blinking cursor anxiety
Like many others, when I’m faced with a blank page with the blinking cursor, I get anxious. What am I going to write about? Everyone faces that uh-oh moment when it’s time to get attached and understand a subject without too much nonsense.
A new book, “Future Tense: Why Anxiety Is Good For You (Even While It Feels Bad),” argues that anxiety is actually a good thing. Who would have ever thought that anxiety would be like eating your vegetables, taking your vitamins, flossing your teeth or something else that is good for you? Written by Dr. Tracy Dennis-Tiwary, professor of neuroscience and psychology at Hunter College, the doctor posits that instead of anxiety scaring us, it’s a positive force, not a negative one.
Please tell this to litigators who often have not only anxious moments, but paralyzing anxious moments in the trial, whether waiting for the court’s decision on a decisive motion or waiting for the jury to return from deliberations. I’ve seen Biglaw prosecutors literally shiver as they wait. No matter how well prepared you are, anxiety is at the forefront.
The thesis of “Future Tense” is that anxiety is a good thing that drives us to act. The anxiety itself is not the problem, but the problem is how to deal with the anxiety constructively. Of course, anxiety makes us uncomfortable. It forces us to pay attention to whatever is happening that makes us anxious. This is a lesson I must learn. I’m not the only one.
Fear and anxiety aren’t the same, says Dennis-Tiwary. Fear is a feeling that you might be in present danger. On the other hand, anxiety is, as the title suggests, “the future”. You’re anxious about something that hasn’t happened yet, that may or may not happen in the future, but you worry anyway. Once you have determined the source of the anxiety, then you can figure out what to do and how to handle it.
Anxiety is what keeps us going as lawyers. We prepare meticulously for whatever comes next, whether it’s a big deal or a gamble on the business. Law school teaches us, or should, that preparation is key.
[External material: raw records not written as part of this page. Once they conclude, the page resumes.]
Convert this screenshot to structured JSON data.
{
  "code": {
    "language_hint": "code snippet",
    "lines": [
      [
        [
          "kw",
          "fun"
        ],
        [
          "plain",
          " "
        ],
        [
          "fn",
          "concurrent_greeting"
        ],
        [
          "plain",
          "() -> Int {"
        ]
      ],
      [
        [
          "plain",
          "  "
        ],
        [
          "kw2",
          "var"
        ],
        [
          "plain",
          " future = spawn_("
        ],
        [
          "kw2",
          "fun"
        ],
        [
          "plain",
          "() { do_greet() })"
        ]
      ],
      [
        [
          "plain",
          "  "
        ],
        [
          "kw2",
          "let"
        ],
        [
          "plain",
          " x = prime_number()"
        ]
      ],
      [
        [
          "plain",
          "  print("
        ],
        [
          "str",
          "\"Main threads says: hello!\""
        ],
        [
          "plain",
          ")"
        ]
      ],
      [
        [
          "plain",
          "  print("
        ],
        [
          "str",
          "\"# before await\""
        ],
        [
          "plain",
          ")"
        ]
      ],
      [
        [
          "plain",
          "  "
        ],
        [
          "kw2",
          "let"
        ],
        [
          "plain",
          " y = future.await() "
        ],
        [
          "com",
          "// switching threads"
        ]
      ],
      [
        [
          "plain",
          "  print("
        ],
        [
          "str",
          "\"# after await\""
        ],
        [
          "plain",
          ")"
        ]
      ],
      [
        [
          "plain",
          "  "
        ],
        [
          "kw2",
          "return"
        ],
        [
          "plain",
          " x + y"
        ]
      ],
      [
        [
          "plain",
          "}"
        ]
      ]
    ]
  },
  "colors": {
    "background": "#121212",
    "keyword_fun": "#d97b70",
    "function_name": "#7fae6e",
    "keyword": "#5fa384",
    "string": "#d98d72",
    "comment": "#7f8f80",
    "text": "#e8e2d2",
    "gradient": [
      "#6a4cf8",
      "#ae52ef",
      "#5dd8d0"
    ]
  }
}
How many times have we prepared for trial only to have the case “settle on the courthouse steps”? Our focus on doing a good job for the client, for the outcome, and let’s not be shy here, for the reputation as well, makes us not only prepared, but often over-prepared.
How’s that for causing anxiety? The California Commission on Judicial Performance has filed a 50-page Notice of Formal Proceeding against a Northern California Superior Court judge. The judge under investigation sits in a rural Northern California county (yes, we do) that has only two sitting judges and a commissioner.
The charges allege various instances of judicial misconduct. Some charges allege retaliation against court staff for cooperating with the commission, including, but not limited to, comments that court staff were disloyal. The judge also reportedly said that lawyers, clerks and others would really hate him if he returned to private practice because he “would file many peremptory challenges against judges and create a heavy caseload and a miserable environment. for the court”.
But wait, there’s more. The judge reportedly used the term “mole” to try to determine who cooperated with the commission’s investigation. When the court’s executive officer (CEO) asked the judge what he would do if, due to the investigation and the commission’s decision, he was removed from office, the judge said he would go “postal”. The CEO “reasonably” perceived this comment as a threat of violence.
Other allegations: The judge also told the CEO that while he was doing his best to do nice things for people, they then turned around and stabbed him in the back. He said court staff were “snitches” and that “snitches have stitches.” He doesn’t like being disqualified. The commission alleges that the judge retaliated against lawyers who filed such motions. Does anyone want to appear before this judge?
There are a total of 21 allegations against this judge. From alleged retaliation, to conflicts of interest, to improper behavior, to denial of properly filed requests. These are only allegations at this time, subject to hearing and determination by the commission of any misconduct and, if any, disciplinary action the commission may impose.
The commission exposes certain allegations which, if true, particularly disturb women lawyers. There are allegations that the judge made derogatory comments on more than one occasion about the county attorney. The judge told a court staff member that the prosecutor ‘acts like a schoolgirl’, has ‘no self-control’, is emotional and ‘would do a good job if she could control her emotions’, or words to that. effect. The judge also told his judicial colleague that the prosecutor had “daddy issues”. Aren’t we beyond those kinds of stereotypes?
The judge’s response to the commission’s charges is not due until the end of this month. There will be a hearing and then the commission will decide what discipline, if any, the judge will face. The future indeed.
Jill Switzer has been an active member of the California State Bar for over 40 years. She remembers practicing law in a kinder, gentler time. She’s had a diverse legal career, including stints as an assistant district attorney, solo practice, and several high-profile in-house gigs. She’s now a full-time mediator, which gives her the opportunity to see dinosaurs, millennials, and those in between interact — it’s not always civil. You can reach her by email at [email protected].